- Payment of Wages
Settlement period for monthly wages has been specified as on 7th against 10th of succeeding month. In case employee is removed, dismissed, retrenched, resigns or becomes unemployed due to closure of an establishment, the wages are required to be paid within two working days.
The earlier Act had different provisions for termination cases in different states and did not provide any specific timelines for resignation cases.
- Equal Remuneration
Section 3 has included the word ‘gender’ so as to widen the duty of an employer to pay equal wages to its employees, thereby promoting gender equality.
The amendment will ensure no discrimination in payment of wages amongst males, females and individuals falling within the definition of ‘transgender’.
- Limitation period for claims
The period of limitation for filing of claims for minimum wages, bonus, equal remuneration etc., by workers has been enhanced to 3 years as against existing time period varying from 6 months to 2 years, to provide more time to file their claims.
- Other provisions
- Pursuant to enactment of the Code, Section 8(2) will stipulates a procedure to fix minimum wages and it will become a right of every worker thereby providing legislative protection to workers in the unorganized sector as well.
- Inclusion of workers in the committee will ensure appropriate representation of the workers in procedure for determination of wages and while considerations for fixing & revising minimum wages.
- This Code seeks to provide a methodology to be followed by the Appropriate Government which is primarily based on the skills of the workers.
- Arduousness of working conditions of workers such as temperature or humidity normally difficult to bear, hazardous occupations, processes or underground work are to be considered while determining and/or revising the wages by the Government
- Duty of Inspectors & Penalties
The code provides the appropriate government to appoint Inspectors-cum-Facilitators (in the place of Inspectors), to carry out inspections.
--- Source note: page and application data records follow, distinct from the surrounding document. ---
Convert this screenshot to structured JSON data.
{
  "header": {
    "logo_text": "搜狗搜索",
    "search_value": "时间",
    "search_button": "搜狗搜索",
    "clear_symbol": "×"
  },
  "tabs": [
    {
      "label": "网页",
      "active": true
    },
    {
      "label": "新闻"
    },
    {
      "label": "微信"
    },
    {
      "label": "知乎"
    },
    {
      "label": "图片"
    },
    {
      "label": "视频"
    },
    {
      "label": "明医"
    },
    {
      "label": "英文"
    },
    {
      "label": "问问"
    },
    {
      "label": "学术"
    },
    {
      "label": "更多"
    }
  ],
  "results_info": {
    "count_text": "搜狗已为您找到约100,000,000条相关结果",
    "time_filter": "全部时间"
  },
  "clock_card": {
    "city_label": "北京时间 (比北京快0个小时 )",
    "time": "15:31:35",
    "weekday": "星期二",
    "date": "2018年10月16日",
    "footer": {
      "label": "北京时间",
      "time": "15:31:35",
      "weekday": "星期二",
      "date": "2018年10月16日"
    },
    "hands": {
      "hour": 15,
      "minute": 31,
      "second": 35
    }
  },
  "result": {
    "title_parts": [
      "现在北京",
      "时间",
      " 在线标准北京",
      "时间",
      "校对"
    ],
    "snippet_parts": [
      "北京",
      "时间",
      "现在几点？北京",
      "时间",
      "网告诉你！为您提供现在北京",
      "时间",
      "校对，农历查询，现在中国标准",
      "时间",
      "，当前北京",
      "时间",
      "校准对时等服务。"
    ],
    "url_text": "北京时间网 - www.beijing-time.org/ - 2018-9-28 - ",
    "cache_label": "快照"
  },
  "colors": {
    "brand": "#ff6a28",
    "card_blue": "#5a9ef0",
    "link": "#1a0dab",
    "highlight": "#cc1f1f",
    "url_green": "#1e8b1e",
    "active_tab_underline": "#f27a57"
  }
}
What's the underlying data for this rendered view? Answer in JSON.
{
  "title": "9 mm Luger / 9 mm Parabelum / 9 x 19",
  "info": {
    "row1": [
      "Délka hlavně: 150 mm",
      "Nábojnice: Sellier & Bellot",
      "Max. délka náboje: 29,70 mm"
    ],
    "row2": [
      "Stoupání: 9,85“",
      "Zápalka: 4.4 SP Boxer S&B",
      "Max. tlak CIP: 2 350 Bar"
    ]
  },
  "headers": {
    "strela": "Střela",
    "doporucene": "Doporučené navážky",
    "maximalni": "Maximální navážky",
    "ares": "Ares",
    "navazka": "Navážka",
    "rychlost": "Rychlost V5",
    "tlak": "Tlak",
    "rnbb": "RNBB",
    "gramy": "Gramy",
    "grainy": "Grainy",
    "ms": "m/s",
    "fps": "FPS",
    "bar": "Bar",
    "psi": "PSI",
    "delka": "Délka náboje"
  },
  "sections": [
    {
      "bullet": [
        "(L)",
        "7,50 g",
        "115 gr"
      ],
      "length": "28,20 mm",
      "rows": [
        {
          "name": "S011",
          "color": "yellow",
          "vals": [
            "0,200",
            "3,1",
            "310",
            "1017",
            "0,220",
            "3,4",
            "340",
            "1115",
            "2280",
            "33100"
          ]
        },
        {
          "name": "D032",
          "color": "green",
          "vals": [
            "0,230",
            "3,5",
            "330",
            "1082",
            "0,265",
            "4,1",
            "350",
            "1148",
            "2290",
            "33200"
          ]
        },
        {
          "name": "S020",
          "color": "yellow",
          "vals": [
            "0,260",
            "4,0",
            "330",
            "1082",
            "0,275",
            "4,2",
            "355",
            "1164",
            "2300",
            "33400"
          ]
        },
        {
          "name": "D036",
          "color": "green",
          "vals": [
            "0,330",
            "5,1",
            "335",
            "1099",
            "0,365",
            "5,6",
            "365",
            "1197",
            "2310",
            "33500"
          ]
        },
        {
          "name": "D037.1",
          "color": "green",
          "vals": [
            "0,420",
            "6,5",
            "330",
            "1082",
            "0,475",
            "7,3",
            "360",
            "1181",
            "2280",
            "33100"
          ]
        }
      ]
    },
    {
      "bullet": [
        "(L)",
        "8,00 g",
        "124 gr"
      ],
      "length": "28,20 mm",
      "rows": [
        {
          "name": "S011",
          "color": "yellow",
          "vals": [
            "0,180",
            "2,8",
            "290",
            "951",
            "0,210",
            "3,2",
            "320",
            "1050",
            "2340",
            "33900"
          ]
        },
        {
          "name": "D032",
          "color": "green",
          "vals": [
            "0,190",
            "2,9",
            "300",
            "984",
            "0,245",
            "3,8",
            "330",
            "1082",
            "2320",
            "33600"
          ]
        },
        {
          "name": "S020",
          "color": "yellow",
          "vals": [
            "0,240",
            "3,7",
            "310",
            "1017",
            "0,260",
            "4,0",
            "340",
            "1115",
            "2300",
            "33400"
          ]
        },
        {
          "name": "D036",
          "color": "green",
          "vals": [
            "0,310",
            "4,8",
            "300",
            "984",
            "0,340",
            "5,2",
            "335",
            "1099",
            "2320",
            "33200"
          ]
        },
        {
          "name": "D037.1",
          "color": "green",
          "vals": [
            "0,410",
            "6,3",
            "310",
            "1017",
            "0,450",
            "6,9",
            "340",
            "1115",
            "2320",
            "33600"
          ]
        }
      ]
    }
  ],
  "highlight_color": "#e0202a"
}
Such Inspectors-cum-Facilitators may advise employers and employees for better compliance. This has been done with the objective of removing the arbitrariness and malpractices in inspection.
The maximum penalty for any offence is limited to imprisonment for three months and/ or with a fine of up to INR 100,000.
POINTS TO WATCH OUT
- Section 9 of the Code introduces the concept of ‘floor wage’ which is to be fixed by the Central Government for different geographical areas taking into account the minimum living standards and Section 9(2) of the Code prohibits the State Government from lowering their minimum wages below such floor wage as may be fixed by the Central Government.
- This will increase the business labour cost and therefore the industries will hire less workers to keep the total labour costs same which will result in increase of unemployment rate.
- The code shall bring social disparity as minimum wages are to be fixed at varying rate from states to states or zones to zones depending upon the geographical conditions as; North zone, South zone, East Zone, West zone and North East zone. This may lead to job outsourcing as industries/establishments can move their facilities to countries where labour costs are lower.
- The new Code can also raise the cost of living as higher wages will allow the employees to pay more for housing and living.
With Wage Code intending to cover 50 crore+ employees and ensure “Right to Sustenance” for every worker by increasing the legislative protection of minimum wage; its a welcome move making India a more formal economy and fulfilling India's aim to become a $5 Trillion economy.
The HR, Legal, Finance and business users must familiarise themselves with the code and evaluate potential impact on their operations and make use of time in hand before states start rolling out their rules.